Reported by Kristin
Natural Causes: An Epidemic of Wellness, the Certainty of Dying, and Killing Ourselves to Life Longer by Barbara Ehrenreich proved to be a very popular discussion book for Nevermore this week, as readers recognized the author’s thesis that a person can live the most healthful life, and yet sooner or later, will still die. Ehrenreich takes the humorous view as she tells stories of health nuts dying young, but emphasizes that the important thing is to enjoy today. This led to an excellent conversation of all the positive health practices that we can do simply because they make us feel good.
The first in a new series by Rebecca Alexander, A Baby’s Bones is a page turning mystery that ties together stories both modern and ancient. When both adult and baby bones are found in a well, archaeologist Sage Westfield must unravel the clues to tell the stories of those long, or not-so-long, dead. Our reader found this an entertaining novel with interesting characters.
Mary’s Monster: Love, Madness, and how Mary Shelley Created Frankenstein by Lita Judge was most enthusiastically recommended by our Nevermore reader. A non-traditional biography, this volume was written in free verse and beautifully illustrated with black and white watercolors by the author. Our reader said that she read it in one sitting and found it absolutely fascinating. After hearing the hearty endorsement “I love this book!” another reader gladly picked it up to read in the coming week.
Another Nevermore member found herself very drawn in by Reader Come Home: The Reading Brain in a Digital World by Maryanne Wolf. The author has long been a scholar of how we process what we read and how reading actually changes the pathways within the human brain. Our reader stressed how important actual physical books and parent-child laptime are for developing minds. Wolf does advocate for digital reading as well, within a comprehensive learning process.
The Line Becomes a River: Dispatches from the Border by Francisco Cantú moved our next reader deeply. This very timely 2018 work of non-fiction about immigration, law enforcement, and humanity is drawn from the real life experiences Cantú had as a Border Patrol agent in the El Paso–Juárez area. Dealing with gang violence, unexplained disappearances, and poverty stricken people, Cantú has written an eye-opening book about the desperation of people who just want to protect their families.

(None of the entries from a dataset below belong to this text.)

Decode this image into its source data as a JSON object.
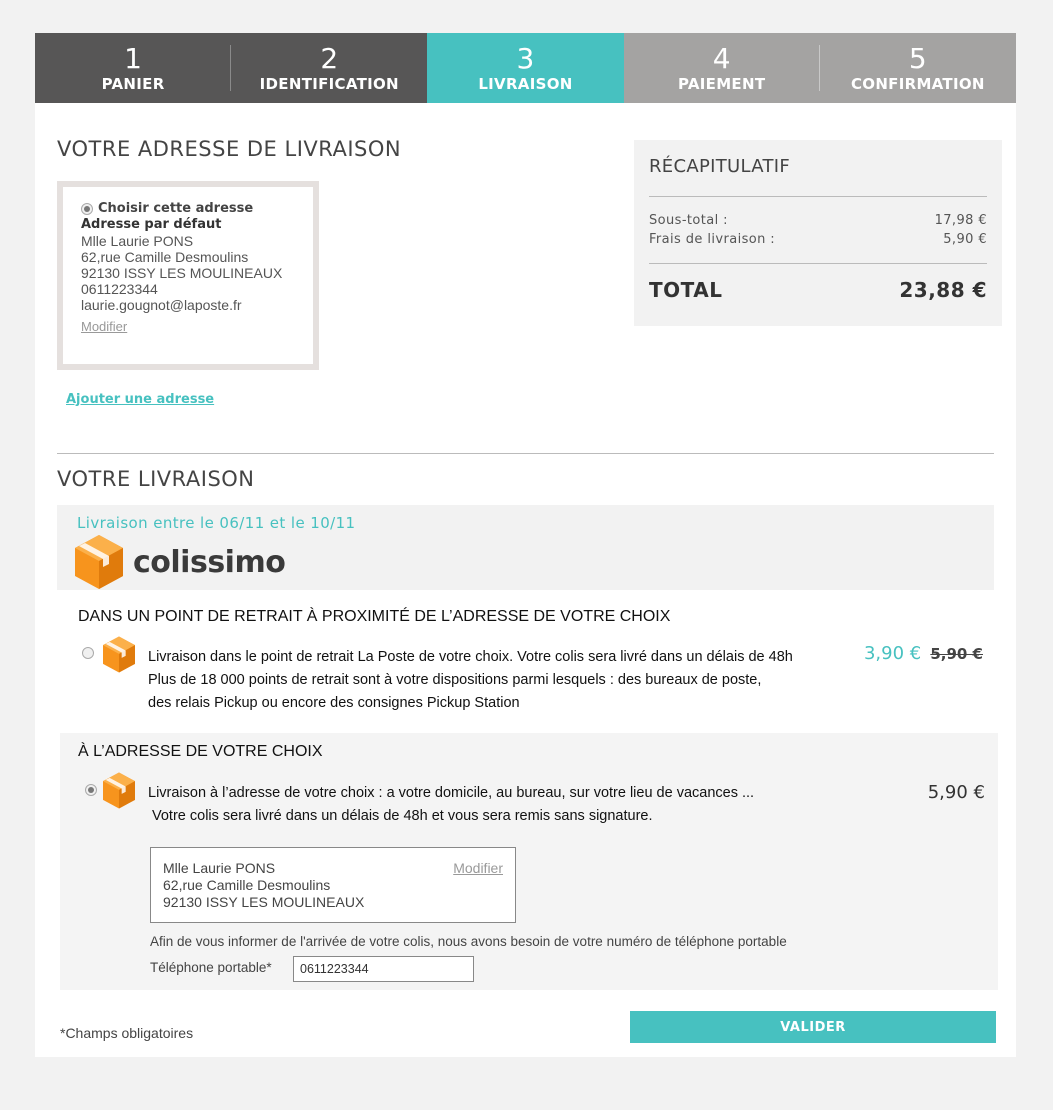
{
  "steps": [
    {
      "num": "1",
      "label": "PANIER",
      "state": "done"
    },
    {
      "num": "2",
      "label": "IDENTIFICATION",
      "state": "done"
    },
    {
      "num": "3",
      "label": "LIVRAISON",
      "state": "active"
    },
    {
      "num": "4",
      "label": "PAIEMENT",
      "state": "todo"
    },
    {
      "num": "5",
      "label": "CONFIRMATION",
      "state": "todo"
    }
  ],
  "address_section": {
    "title": "VOTRE ADRESSE DE LIVRAISON",
    "card": {
      "choose_label": "Choisir cette adresse",
      "default_label": "Adresse par défaut",
      "name": "Mlle Laurie PONS",
      "street": "62,rue Camille Desmoulins",
      "city": "92130 ISSY LES MOULINEAUX",
      "phone": "0611223344",
      "email": "laurie.gougnot@laposte.fr",
      "modify_label": "Modifier"
    },
    "add_address_label": "Ajouter une adresse"
  },
  "recap": {
    "title": "RÉCAPITULATIF",
    "subtotal_label": "Sous-total :",
    "subtotal_value": "17,98 €",
    "shipping_label": "Frais de livraison :",
    "shipping_value": "5,90 €",
    "total_label": "TOTAL",
    "total_value": "23,88 €"
  },
  "delivery_section": {
    "title": "VOTRE LIVRAISON",
    "date_range": "Livraison entre le 06/11 et le 10/11",
    "carrier_name": "colissimo",
    "option1": {
      "title": "DANS UN POINT DE RETRAIT À PROXIMITÉ DE L’ADRESSE DE VOTRE CHOIX",
      "line1": "Livraison dans le point de retrait La Poste de votre choix. Votre colis sera livré dans un délais de 48h",
      "line2": "Plus de 18 000 points de retrait sont à votre dispositions parmi lesquels : des bureaux de poste,",
      "line3": "des relais Pickup ou encore des consignes Pickup Station",
      "price": "3,90 €",
      "old_price": "5,90 €"
    },
    "option2": {
      "title": "À L’ADRESSE DE VOTRE CHOIX",
      "line1": "Livraison à l’adresse de votre choix : a votre domicile, au bureau, sur votre lieu de vacances ...",
      "line2": "Votre colis sera livré dans un délais de 48h et vous sera remis sans signature.",
      "price": "5,90 €",
      "address": {
        "name": "Mlle Laurie PONS",
        "street": "62,rue Camille Desmoulins",
        "city": "92130 ISSY LES MOULINEAUX",
        "modify_label": "Modifier"
      },
      "info_text": "Afin de vous informer de l'arrivée de votre colis, nous avons besoin de votre numéro de téléphone portable",
      "phone_label": "Téléphone portable*",
      "phone_value": "0611223344"
    }
  },
  "footer": {
    "required_note": "*Champs obligatoires",
    "validate_label": "VALIDER"
  },
  "colors": {
    "accent": "#47c1c0",
    "step_done": "#575656",
    "step_todo": "#a4a3a2",
    "colissimo_orange": "#f7941d"
  },
  "icons": [
    "colissimo-box-icon",
    "radio-icon"
  ]
}
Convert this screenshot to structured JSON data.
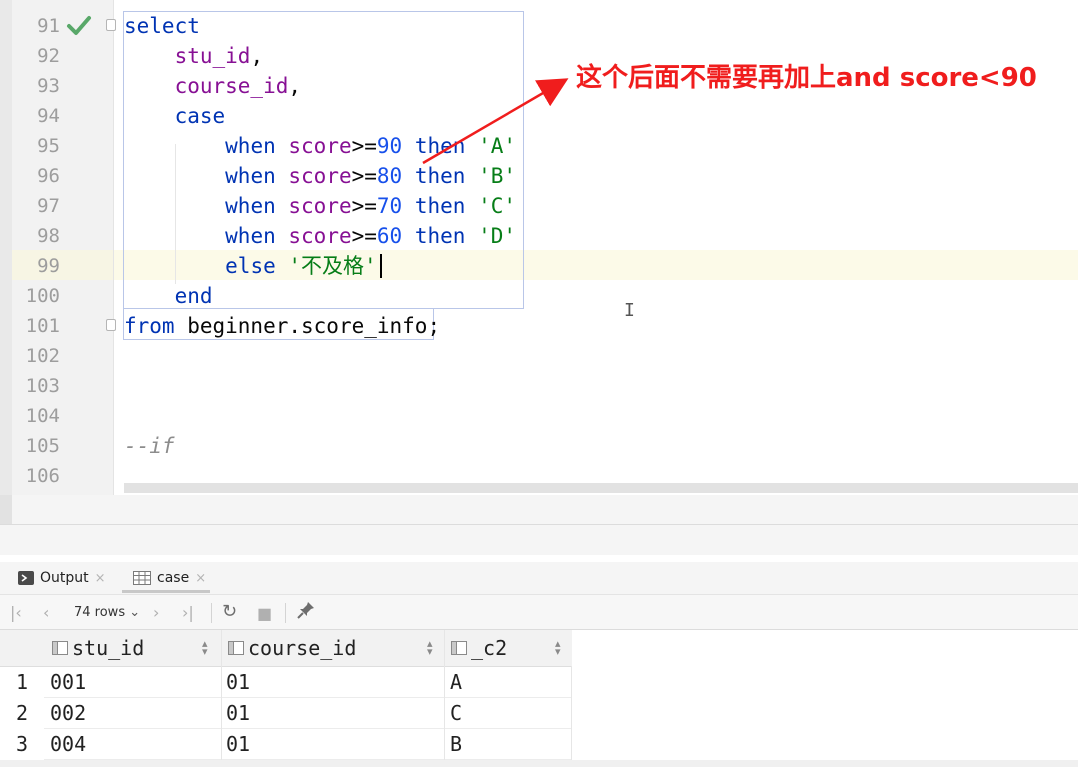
{
  "editor": {
    "lines": [
      {
        "number": "91",
        "segments": [
          {
            "t": "select",
            "c": "kw"
          }
        ]
      },
      {
        "number": "92",
        "segments": [
          {
            "t": "    ",
            "c": "plain"
          },
          {
            "t": "stu_id",
            "c": "fld"
          },
          {
            "t": ",",
            "c": "plain"
          }
        ]
      },
      {
        "number": "93",
        "segments": [
          {
            "t": "    ",
            "c": "plain"
          },
          {
            "t": "course_id",
            "c": "fld"
          },
          {
            "t": ",",
            "c": "plain"
          }
        ]
      },
      {
        "number": "94",
        "segments": [
          {
            "t": "    ",
            "c": "plain"
          },
          {
            "t": "case",
            "c": "kw"
          }
        ]
      },
      {
        "number": "95",
        "segments": [
          {
            "t": "        ",
            "c": "plain"
          },
          {
            "t": "when",
            "c": "kw"
          },
          {
            "t": " ",
            "c": "plain"
          },
          {
            "t": "score",
            "c": "fld"
          },
          {
            "t": ">=",
            "c": "plain"
          },
          {
            "t": "90",
            "c": "num"
          },
          {
            "t": " ",
            "c": "plain"
          },
          {
            "t": "then",
            "c": "kw"
          },
          {
            "t": " ",
            "c": "plain"
          },
          {
            "t": "'A'",
            "c": "str"
          }
        ]
      },
      {
        "number": "96",
        "segments": [
          {
            "t": "        ",
            "c": "plain"
          },
          {
            "t": "when",
            "c": "kw"
          },
          {
            "t": " ",
            "c": "plain"
          },
          {
            "t": "score",
            "c": "fld"
          },
          {
            "t": ">=",
            "c": "plain"
          },
          {
            "t": "80",
            "c": "num"
          },
          {
            "t": " ",
            "c": "plain"
          },
          {
            "t": "then",
            "c": "kw"
          },
          {
            "t": " ",
            "c": "plain"
          },
          {
            "t": "'B'",
            "c": "str"
          }
        ]
      },
      {
        "number": "97",
        "segments": [
          {
            "t": "        ",
            "c": "plain"
          },
          {
            "t": "when",
            "c": "kw"
          },
          {
            "t": " ",
            "c": "plain"
          },
          {
            "t": "score",
            "c": "fld"
          },
          {
            "t": ">=",
            "c": "plain"
          },
          {
            "t": "70",
            "c": "num"
          },
          {
            "t": " ",
            "c": "plain"
          },
          {
            "t": "then",
            "c": "kw"
          },
          {
            "t": " ",
            "c": "plain"
          },
          {
            "t": "'C'",
            "c": "str"
          }
        ]
      },
      {
        "number": "98",
        "segments": [
          {
            "t": "        ",
            "c": "plain"
          },
          {
            "t": "when",
            "c": "kw"
          },
          {
            "t": " ",
            "c": "plain"
          },
          {
            "t": "score",
            "c": "fld"
          },
          {
            "t": ">=",
            "c": "plain"
          },
          {
            "t": "60",
            "c": "num"
          },
          {
            "t": " ",
            "c": "plain"
          },
          {
            "t": "then",
            "c": "kw"
          },
          {
            "t": " ",
            "c": "plain"
          },
          {
            "t": "'D'",
            "c": "str"
          }
        ]
      },
      {
        "number": "99",
        "segments": [
          {
            "t": "        ",
            "c": "plain"
          },
          {
            "t": "else",
            "c": "kw"
          },
          {
            "t": " ",
            "c": "plain"
          },
          {
            "t": "'不及格'",
            "c": "str"
          }
        ]
      },
      {
        "number": "100",
        "segments": [
          {
            "t": "    ",
            "c": "plain"
          },
          {
            "t": "end",
            "c": "kw"
          }
        ]
      },
      {
        "number": "101",
        "segments": [
          {
            "t": "from",
            "c": "kw"
          },
          {
            "t": " beginner.score_info;",
            "c": "plain"
          }
        ]
      },
      {
        "number": "102",
        "segments": []
      },
      {
        "number": "103",
        "segments": []
      },
      {
        "number": "104",
        "segments": []
      },
      {
        "number": "105",
        "segments": [
          {
            "t": "--if",
            "c": "cmt"
          }
        ]
      },
      {
        "number": "106",
        "segments": []
      }
    ]
  },
  "annotation": {
    "text": "这个后面不需要再加上and score<90",
    "color": "#f01d1d"
  },
  "tool_window": {
    "tabs": [
      {
        "label": "Output",
        "icon": "console-icon",
        "close": "×"
      },
      {
        "label": "case",
        "icon": "table-icon",
        "close": "×"
      }
    ]
  },
  "toolbar": {
    "first": "first-page-icon",
    "prev": "previous-page-icon",
    "rows_label": "74 rows",
    "next": "next-page-icon",
    "last": "last-page-icon",
    "refresh": "refresh-icon",
    "stop": "stop-icon",
    "pin": "pin-icon"
  },
  "grid": {
    "columns": [
      "stu_id",
      "course_id",
      "_c2"
    ],
    "rows": [
      {
        "num": "1",
        "cells": [
          "001",
          "01",
          "A"
        ]
      },
      {
        "num": "2",
        "cells": [
          "002",
          "01",
          "C"
        ]
      },
      {
        "num": "3",
        "cells": [
          "004",
          "01",
          "B"
        ]
      }
    ]
  },
  "colors": {
    "keyword": "#0033b3",
    "field": "#871094",
    "number": "#1750eb",
    "string": "#067d17",
    "gutter_check": "#59a869"
  }
}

Finally, our last reader returned to fiction with Macbeth by Jo Nesbo. A Nordic noir retelling of Shakespeare’s play, this is a clever story with striking characters in a modern day world. As with many classic stories, good must battle evil, and this time does so in the midst of a drug war. Reviews have been mixed, but our reader found the writing excellent, with many twists and turns.